The Odd Couple - The Dunlin and Sanderling at Clover Point know a thing or two about shoreline feeding.
A month ago the Sanderling was all gray. Now it's a brilliant white with a couple of orange scapulars. It'll look great in a few weeks.
I'd love to see the shorebirds in full breeding plumage. Maybe I need to go to Alaska.
I've been looking for perching Northern Rough-winged Swallows for 2 years. Finally, I found them at Somenoes Marsh.
Now that I've got the Northern Rough-winged, please tell me where I can get a perching Cliff Swallow.
Apr. 22 - A Solitaire-y Afternoon - Last year I saw the Townsend's Solitaire at several places, but they were eluding me this year until today. I caught a glimpse of a gray bird at the back of my feeder tree. It disappeared before I could get a good look at it. 5 minutes later, it was back and the white eye-ring was unmistakeable. The Townsend's Solitaire had come to me!
I was using Ann Nightingale's bullrush trick to entice the female Rufous Hummingbirds while I waited for the gray bird to return.
Meanwhile a pair of male Northern Flickers were engaged in their rivalry power struggle. The one on the left eventually won as the the other backed off in defeat.
Finally, the Townsend's Solitaire emerged from the holly tree. It was worth waiting for. Last year I had 2 Townsend's visiting my yard. I was happy to see one today. I hope it has a mate nearby.
It seemed that spiders were one of its favorite meals.
I enjoyed the company of the Townsend's for the whole afternnon. I'm not sure if it left or was just sleeping in the holly tree. (As of 4:57 pm Apr. 23, the Solitaire was still enjoying my hospitality.)
After a few spiders, it would fly back to the holly tree for a rest and holly berry dessert.
NANAIMO - BACKYARD WILDBIRD & NATURE STORE SAVE-ON FOODS (WOODGROVE) SAVE-ON FOODS (COUNTRY CLUB) CHAPTERS FALCONER BOOKS COLE'S PORT ALBERNI - CLOCKTOWER GALLERY COURTENAY - GRAHAM'S JEWELLERS SAVE-ON FOODS SIDNEY - VICTORIAN BIRD HOUSE COMOX - BLUE HERON BOOKS BOWSER - LIGHTHOUSE GIFTS DEEP BAY - SAANICH - WILD BIRDS UNLIMITED VICTORIA - BOLEN BOOKS MUNRO'S CAMPBELL RIVER - CAMPBELL RIVER MUSEUM BOOK BONANZA SAVE-ON FOODS DUNCAN - VOLUME 1 BOOKSTORE CHEMAINUS - LITTLE SHOP OF NOVELS LADYSMITH - SALAMANDER BOOKS NANOOSE - SCHOONER COVE MARINA SOOKE - SOOKE HARBOUR HOUSE Comments, questions, or book orders? email firstname.lastname@example.org

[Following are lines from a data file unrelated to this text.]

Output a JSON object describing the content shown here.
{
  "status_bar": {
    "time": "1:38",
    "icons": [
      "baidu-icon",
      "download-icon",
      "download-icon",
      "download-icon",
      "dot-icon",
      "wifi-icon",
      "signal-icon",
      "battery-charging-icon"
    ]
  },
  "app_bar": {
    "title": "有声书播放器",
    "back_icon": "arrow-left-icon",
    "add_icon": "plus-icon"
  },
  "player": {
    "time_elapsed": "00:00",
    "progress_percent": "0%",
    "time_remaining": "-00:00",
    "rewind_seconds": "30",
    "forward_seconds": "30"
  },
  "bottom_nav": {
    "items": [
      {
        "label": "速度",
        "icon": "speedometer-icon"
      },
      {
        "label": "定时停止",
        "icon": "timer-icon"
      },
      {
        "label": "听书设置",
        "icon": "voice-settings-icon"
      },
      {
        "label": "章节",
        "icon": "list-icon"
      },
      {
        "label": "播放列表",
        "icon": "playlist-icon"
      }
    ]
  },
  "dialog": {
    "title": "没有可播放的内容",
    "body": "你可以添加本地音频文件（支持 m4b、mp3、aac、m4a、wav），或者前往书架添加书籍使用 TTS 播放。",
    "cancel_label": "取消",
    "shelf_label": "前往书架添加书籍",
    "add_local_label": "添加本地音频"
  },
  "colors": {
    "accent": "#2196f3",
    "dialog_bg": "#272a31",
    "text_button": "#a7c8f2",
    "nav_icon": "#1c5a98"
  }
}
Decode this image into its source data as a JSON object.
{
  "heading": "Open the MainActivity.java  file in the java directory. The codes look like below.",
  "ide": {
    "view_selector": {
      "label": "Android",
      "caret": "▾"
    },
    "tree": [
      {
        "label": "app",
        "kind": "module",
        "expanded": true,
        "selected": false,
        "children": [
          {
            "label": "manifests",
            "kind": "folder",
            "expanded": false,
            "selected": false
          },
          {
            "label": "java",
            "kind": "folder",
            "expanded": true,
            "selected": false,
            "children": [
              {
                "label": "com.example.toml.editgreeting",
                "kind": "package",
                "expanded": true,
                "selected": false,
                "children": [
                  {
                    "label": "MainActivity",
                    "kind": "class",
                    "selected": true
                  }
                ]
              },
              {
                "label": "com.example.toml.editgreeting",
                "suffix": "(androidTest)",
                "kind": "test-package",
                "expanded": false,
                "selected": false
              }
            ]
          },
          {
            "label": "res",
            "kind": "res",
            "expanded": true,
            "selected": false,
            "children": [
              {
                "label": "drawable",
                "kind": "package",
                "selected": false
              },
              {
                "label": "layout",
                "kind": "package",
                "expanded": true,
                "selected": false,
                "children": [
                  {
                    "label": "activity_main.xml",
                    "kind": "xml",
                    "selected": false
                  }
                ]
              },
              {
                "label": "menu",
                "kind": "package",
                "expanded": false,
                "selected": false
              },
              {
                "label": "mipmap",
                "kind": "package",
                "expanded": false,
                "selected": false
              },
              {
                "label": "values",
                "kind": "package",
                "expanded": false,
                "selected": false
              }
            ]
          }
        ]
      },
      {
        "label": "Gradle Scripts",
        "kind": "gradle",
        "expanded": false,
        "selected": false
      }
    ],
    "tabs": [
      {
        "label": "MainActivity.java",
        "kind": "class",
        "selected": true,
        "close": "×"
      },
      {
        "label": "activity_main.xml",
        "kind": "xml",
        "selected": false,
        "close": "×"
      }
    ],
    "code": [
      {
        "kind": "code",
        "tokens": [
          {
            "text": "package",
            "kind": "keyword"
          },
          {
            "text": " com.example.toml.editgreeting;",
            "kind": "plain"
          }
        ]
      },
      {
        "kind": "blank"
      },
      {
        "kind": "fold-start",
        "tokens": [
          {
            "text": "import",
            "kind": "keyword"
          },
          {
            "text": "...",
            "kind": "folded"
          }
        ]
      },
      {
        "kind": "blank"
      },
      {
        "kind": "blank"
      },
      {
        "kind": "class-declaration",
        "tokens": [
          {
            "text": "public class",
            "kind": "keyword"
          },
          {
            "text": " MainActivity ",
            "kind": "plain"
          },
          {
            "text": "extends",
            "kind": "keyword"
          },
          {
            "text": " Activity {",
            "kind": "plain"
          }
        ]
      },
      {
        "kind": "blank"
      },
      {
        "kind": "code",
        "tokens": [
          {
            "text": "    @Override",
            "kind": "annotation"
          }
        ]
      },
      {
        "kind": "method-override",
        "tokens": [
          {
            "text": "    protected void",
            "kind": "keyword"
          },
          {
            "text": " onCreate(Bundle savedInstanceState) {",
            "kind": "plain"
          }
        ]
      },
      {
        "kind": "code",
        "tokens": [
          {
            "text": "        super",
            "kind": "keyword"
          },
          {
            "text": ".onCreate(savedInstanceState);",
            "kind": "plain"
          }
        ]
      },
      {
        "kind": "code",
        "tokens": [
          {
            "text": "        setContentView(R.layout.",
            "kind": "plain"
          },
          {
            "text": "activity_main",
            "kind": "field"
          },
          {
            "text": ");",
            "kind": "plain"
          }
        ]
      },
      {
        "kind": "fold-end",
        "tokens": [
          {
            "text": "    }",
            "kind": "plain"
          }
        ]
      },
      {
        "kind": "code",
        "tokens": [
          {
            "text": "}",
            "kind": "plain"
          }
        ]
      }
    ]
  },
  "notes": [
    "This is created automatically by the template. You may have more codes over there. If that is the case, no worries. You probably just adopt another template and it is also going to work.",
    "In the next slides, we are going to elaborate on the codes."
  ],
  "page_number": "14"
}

NANAIMO - BACKYARD WILDBIRD & NATURE STORE
SAVE-ON FOODS (WOODGROVE)
SAVE-ON FOODS (COUNTRY CLUB)
PORT ALBERNI - CLOCKTOWER GALLERY
COURTENAY - GRAHAM'S JEWELLERS
SIDNEY - VICTORIAN BIRD HOUSE
COMOX - BLUE HERON BOOKS
BOWSER - LIGHTHOUSE GIFTS
DEEP BAY -
SAANICH - WILD BIRDS UNLIMITED
VICTORIA - BOLEN BOOKS
CAMPBELL RIVER - CAMPBELL RIVER MUSEUM
DUNCAN - VOLUME 1 BOOKSTORE
CHEMAINUS - LITTLE SHOP OF NOVELS
LADYSMITH - SALAMANDER BOOKS
NANOOSE - SCHOONER COVE MARINA
SOOKE - SOOKE HARBOUR HOUSE
Comments, questions, or book orders? email email@example.com